Dataset rows for apps and sites
::::::::

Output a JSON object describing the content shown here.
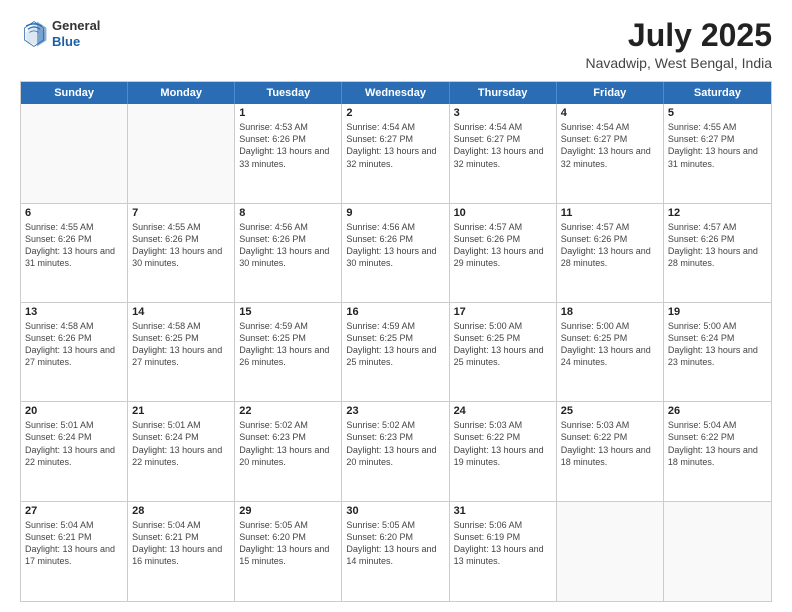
{
  "logo": {
    "general": "General",
    "blue": "Blue"
  },
  "title": {
    "month_year": "July 2025",
    "location": "Navadwip, West Bengal, India"
  },
  "header_days": [
    "Sunday",
    "Monday",
    "Tuesday",
    "Wednesday",
    "Thursday",
    "Friday",
    "Saturday"
  ],
  "weeks": [
    [
      {
        "day": "",
        "sunrise": "",
        "sunset": "",
        "daylight": ""
      },
      {
        "day": "",
        "sunrise": "",
        "sunset": "",
        "daylight": ""
      },
      {
        "day": "1",
        "sunrise": "Sunrise: 4:53 AM",
        "sunset": "Sunset: 6:26 PM",
        "daylight": "Daylight: 13 hours and 33 minutes."
      },
      {
        "day": "2",
        "sunrise": "Sunrise: 4:54 AM",
        "sunset": "Sunset: 6:27 PM",
        "daylight": "Daylight: 13 hours and 32 minutes."
      },
      {
        "day": "3",
        "sunrise": "Sunrise: 4:54 AM",
        "sunset": "Sunset: 6:27 PM",
        "daylight": "Daylight: 13 hours and 32 minutes."
      },
      {
        "day": "4",
        "sunrise": "Sunrise: 4:54 AM",
        "sunset": "Sunset: 6:27 PM",
        "daylight": "Daylight: 13 hours and 32 minutes."
      },
      {
        "day": "5",
        "sunrise": "Sunrise: 4:55 AM",
        "sunset": "Sunset: 6:27 PM",
        "daylight": "Daylight: 13 hours and 31 minutes."
      }
    ],
    [
      {
        "day": "6",
        "sunrise": "Sunrise: 4:55 AM",
        "sunset": "Sunset: 6:26 PM",
        "daylight": "Daylight: 13 hours and 31 minutes."
      },
      {
        "day": "7",
        "sunrise": "Sunrise: 4:55 AM",
        "sunset": "Sunset: 6:26 PM",
        "daylight": "Daylight: 13 hours and 30 minutes."
      },
      {
        "day": "8",
        "sunrise": "Sunrise: 4:56 AM",
        "sunset": "Sunset: 6:26 PM",
        "daylight": "Daylight: 13 hours and 30 minutes."
      },
      {
        "day": "9",
        "sunrise": "Sunrise: 4:56 AM",
        "sunset": "Sunset: 6:26 PM",
        "daylight": "Daylight: 13 hours and 30 minutes."
      },
      {
        "day": "10",
        "sunrise": "Sunrise: 4:57 AM",
        "sunset": "Sunset: 6:26 PM",
        "daylight": "Daylight: 13 hours and 29 minutes."
      },
      {
        "day": "11",
        "sunrise": "Sunrise: 4:57 AM",
        "sunset": "Sunset: 6:26 PM",
        "daylight": "Daylight: 13 hours and 28 minutes."
      },
      {
        "day": "12",
        "sunrise": "Sunrise: 4:57 AM",
        "sunset": "Sunset: 6:26 PM",
        "daylight": "Daylight: 13 hours and 28 minutes."
      }
    ],
    [
      {
        "day": "13",
        "sunrise": "Sunrise: 4:58 AM",
        "sunset": "Sunset: 6:26 PM",
        "daylight": "Daylight: 13 hours and 27 minutes."
      },
      {
        "day": "14",
        "sunrise": "Sunrise: 4:58 AM",
        "sunset": "Sunset: 6:25 PM",
        "daylight": "Daylight: 13 hours and 27 minutes."
      },
      {
        "day": "15",
        "sunrise": "Sunrise: 4:59 AM",
        "sunset": "Sunset: 6:25 PM",
        "daylight": "Daylight: 13 hours and 26 minutes."
      },
      {
        "day": "16",
        "sunrise": "Sunrise: 4:59 AM",
        "sunset": "Sunset: 6:25 PM",
        "daylight": "Daylight: 13 hours and 25 minutes."
      },
      {
        "day": "17",
        "sunrise": "Sunrise: 5:00 AM",
        "sunset": "Sunset: 6:25 PM",
        "daylight": "Daylight: 13 hours and 25 minutes."
      },
      {
        "day": "18",
        "sunrise": "Sunrise: 5:00 AM",
        "sunset": "Sunset: 6:25 PM",
        "daylight": "Daylight: 13 hours and 24 minutes."
      },
      {
        "day": "19",
        "sunrise": "Sunrise: 5:00 AM",
        "sunset": "Sunset: 6:24 PM",
        "daylight": "Daylight: 13 hours and 23 minutes."
      }
    ],
    [
      {
        "day": "20",
        "sunrise": "Sunrise: 5:01 AM",
        "sunset": "Sunset: 6:24 PM",
        "daylight": "Daylight: 13 hours and 22 minutes."
      },
      {
        "day": "21",
        "sunrise": "Sunrise: 5:01 AM",
        "sunset": "Sunset: 6:24 PM",
        "daylight": "Daylight: 13 hours and 22 minutes."
      },
      {
        "day": "22",
        "sunrise": "Sunrise: 5:02 AM",
        "sunset": "Sunset: 6:23 PM",
        "daylight": "Daylight: 13 hours and 20 minutes."
      },
      {
        "day": "23",
        "sunrise": "Sunrise: 5:02 AM",
        "sunset": "Sunset: 6:23 PM",
        "daylight": "Daylight: 13 hours and 20 minutes."
      },
      {
        "day": "24",
        "sunrise": "Sunrise: 5:03 AM",
        "sunset": "Sunset: 6:22 PM",
        "daylight": "Daylight: 13 hours and 19 minutes."
      },
      {
        "day": "25",
        "sunrise": "Sunrise: 5:03 AM",
        "sunset": "Sunset: 6:22 PM",
        "daylight": "Daylight: 13 hours and 18 minutes."
      },
      {
        "day": "26",
        "sunrise": "Sunrise: 5:04 AM",
        "sunset": "Sunset: 6:22 PM",
        "daylight": "Daylight: 13 hours and 18 minutes."
      }
    ],
    [
      {
        "day": "27",
        "sunrise": "Sunrise: 5:04 AM",
        "sunset": "Sunset: 6:21 PM",
        "daylight": "Daylight: 13 hours and 17 minutes."
      },
      {
        "day": "28",
        "sunrise": "Sunrise: 5:04 AM",
        "sunset": "Sunset: 6:21 PM",
        "daylight": "Daylight: 13 hours and 16 minutes."
      },
      {
        "day": "29",
        "sunrise": "Sunrise: 5:05 AM",
        "sunset": "Sunset: 6:20 PM",
        "daylight": "Daylight: 13 hours and 15 minutes."
      },
      {
        "day": "30",
        "sunrise": "Sunrise: 5:05 AM",
        "sunset": "Sunset: 6:20 PM",
        "daylight": "Daylight: 13 hours and 14 minutes."
      },
      {
        "day": "31",
        "sunrise": "Sunrise: 5:06 AM",
        "sunset": "Sunset: 6:19 PM",
        "daylight": "Daylight: 13 hours and 13 minutes."
      },
      {
        "day": "",
        "sunrise": "",
        "sunset": "",
        "daylight": ""
      },
      {
        "day": "",
        "sunrise": "",
        "sunset": "",
        "daylight": ""
      }
    ]
  ]
}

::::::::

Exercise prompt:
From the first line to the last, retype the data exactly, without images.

Output:
Output a JSON object describing the content shown here.
{
  "logo": {
    "general": "General",
    "blue": "Blue"
  },
  "title": {
    "month_year": "July 2025",
    "location": "Navadwip, West Bengal, India"
  },
  "header_days": [
    "Sunday",
    "Monday",
    "Tuesday",
    "Wednesday",
    "Thursday",
    "Friday",
    "Saturday"
  ],
  "weeks": [
    [
      {
        "day": "",
        "sunrise": "",
        "sunset": "",
        "daylight": ""
      },
      {
        "day": "",
        "sunrise": "",
        "sunset": "",
        "daylight": ""
      },
      {
        "day": "1",
        "sunrise": "Sunrise: 4:53 AM",
        "sunset": "Sunset: 6:26 PM",
        "daylight": "Daylight: 13 hours and 33 minutes."
      },
      {
        "day": "2",
        "sunrise": "Sunrise: 4:54 AM",
        "sunset": "Sunset: 6:27 PM",
        "daylight": "Daylight: 13 hours and 32 minutes."
      },
      {
        "day": "3",
        "sunrise": "Sunrise: 4:54 AM",
        "sunset": "Sunset: 6:27 PM",
        "daylight": "Daylight: 13 hours and 32 minutes."
      },
      {
        "day": "4",
        "sunrise": "Sunrise: 4:54 AM",
        "sunset": "Sunset: 6:27 PM",
        "daylight": "Daylight: 13 hours and 32 minutes."
      },
      {
        "day": "5",
        "sunrise": "Sunrise: 4:55 AM",
        "sunset": "Sunset: 6:27 PM",
        "daylight": "Daylight: 13 hours and 31 minutes."
      }
    ],
    [
      {
        "day": "6",
        "sunrise": "Sunrise: 4:55 AM",
        "sunset": "Sunset: 6:26 PM",
        "daylight": "Daylight: 13 hours and 31 minutes."
      },
      {
        "day": "7",
        "sunrise": "Sunrise: 4:55 AM",
        "sunset": "Sunset: 6:26 PM",
        "daylight": "Daylight: 13 hours and 30 minutes."
      },
      {
        "day": "8",
        "sunrise": "Sunrise: 4:56 AM",
        "sunset": "Sunset: 6:26 PM",
        "daylight": "Daylight: 13 hours and 30 minutes."
      },
      {
        "day": "9",
        "sunrise": "Sunrise: 4:56 AM",
        "sunset": "Sunset: 6:26 PM",
        "daylight": "Daylight: 13 hours and 30 minutes."
      },
      {
        "day": "10",
        "sunrise": "Sunrise: 4:57 AM",
        "sunset": "Sunset: 6:26 PM",
        "daylight": "Daylight: 13 hours and 29 minutes."
      },
      {
        "day": "11",
        "sunrise": "Sunrise: 4:57 AM",
        "sunset": "Sunset: 6:26 PM",
        "daylight": "Daylight: 13 hours and 28 minutes."
      },
      {
        "day": "12",
        "sunrise": "Sunrise: 4:57 AM",
        "sunset": "Sunset: 6:26 PM",
        "daylight": "Daylight: 13 hours and 28 minutes."
      }
    ],
    [
      {
        "day": "13",
        "sunrise": "Sunrise: 4:58 AM",
        "sunset": "Sunset: 6:26 PM",
        "daylight": "Daylight: 13 hours and 27 minutes."
      },
      {
        "day": "14",
        "sunrise": "Sunrise: 4:58 AM",
        "sunset": "Sunset: 6:25 PM",
        "daylight": "Daylight: 13 hours and 27 minutes."
      },
      {
        "day": "15",
        "sunrise": "Sunrise: 4:59 AM",
        "sunset": "Sunset: 6:25 PM",
        "daylight": "Daylight: 13 hours and 26 minutes."
      },
      {
        "day": "16",
        "sunrise": "Sunrise: 4:59 AM",
        "sunset": "Sunset: 6:25 PM",
        "daylight": "Daylight: 13 hours and 25 minutes."
      },
      {
        "day": "17",
        "sunrise": "Sunrise: 5:00 AM",
        "sunset": "Sunset: 6:25 PM",
        "daylight": "Daylight: 13 hours and 25 minutes."
      },
      {
        "day": "18",
        "sunrise": "Sunrise: 5:00 AM",
        "sunset": "Sunset: 6:25 PM",
        "daylight": "Daylight: 13 hours and 24 minutes."
      },
      {
        "day": "19",
        "sunrise": "Sunrise: 5:00 AM",
        "sunset": "Sunset: 6:24 PM",
        "daylight": "Daylight: 13 hours and 23 minutes."
      }
    ],
    [
      {
        "day": "20",
        "sunrise": "Sunrise: 5:01 AM",
        "sunset": "Sunset: 6:24 PM",
        "daylight": "Daylight: 13 hours and 22 minutes."
      },
      {
        "day": "21",
        "sunrise": "Sunrise: 5:01 AM",
        "sunset": "Sunset: 6:24 PM",
        "daylight": "Daylight: 13 hours and 22 minutes."
      },
      {
        "day": "22",
        "sunrise": "Sunrise: 5:02 AM",
        "sunset": "Sunset: 6:23 PM",
        "daylight": "Daylight: 13 hours and 20 minutes."
      },
      {
        "day": "23",
        "sunrise": "Sunrise: 5:02 AM",
        "sunset": "Sunset: 6:23 PM",
        "daylight": "Daylight: 13 hours and 20 minutes."
      },
      {
        "day": "24",
        "sunrise": "Sunrise: 5:03 AM",
        "sunset": "Sunset: 6:22 PM",
        "daylight": "Daylight: 13 hours and 19 minutes."
      },
      {
        "day": "25",
        "sunrise": "Sunrise: 5:03 AM",
        "sunset": "Sunset: 6:22 PM",
        "daylight": "Daylight: 13 hours and 18 minutes."
      },
      {
        "day": "26",
        "sunrise": "Sunrise: 5:04 AM",
        "sunset": "Sunset: 6:22 PM",
        "daylight": "Daylight: 13 hours and 18 minutes."
      }
    ],
    [
      {
        "day": "27",
        "sunrise": "Sunrise: 5:04 AM",
        "sunset": "Sunset: 6:21 PM",
        "daylight": "Daylight: 13 hours and 17 minutes."
      },
      {
        "day": "28",
        "sunrise": "Sunrise: 5:04 AM",
        "sunset": "Sunset: 6:21 PM",
        "daylight": "Daylight: 13 hours and 16 minutes."
      },
      {
        "day": "29",
        "sunrise": "Sunrise: 5:05 AM",
        "sunset": "Sunset: 6:20 PM",
        "daylight": "Daylight: 13 hours and 15 minutes."
      },
      {
        "day": "30",
        "sunrise": "Sunrise: 5:05 AM",
        "sunset": "Sunset: 6:20 PM",
        "daylight": "Daylight: 13 hours and 14 minutes."
      },
      {
        "day": "31",
        "sunrise": "Sunrise: 5:06 AM",
        "sunset": "Sunset: 6:19 PM",
        "daylight": "Daylight: 13 hours and 13 minutes."
      },
      {
        "day": "",
        "sunrise": "",
        "sunset": "",
        "daylight": ""
      },
      {
        "day": "",
        "sunrise": "",
        "sunset": "",
        "daylight": ""
      }
    ]
  ]
}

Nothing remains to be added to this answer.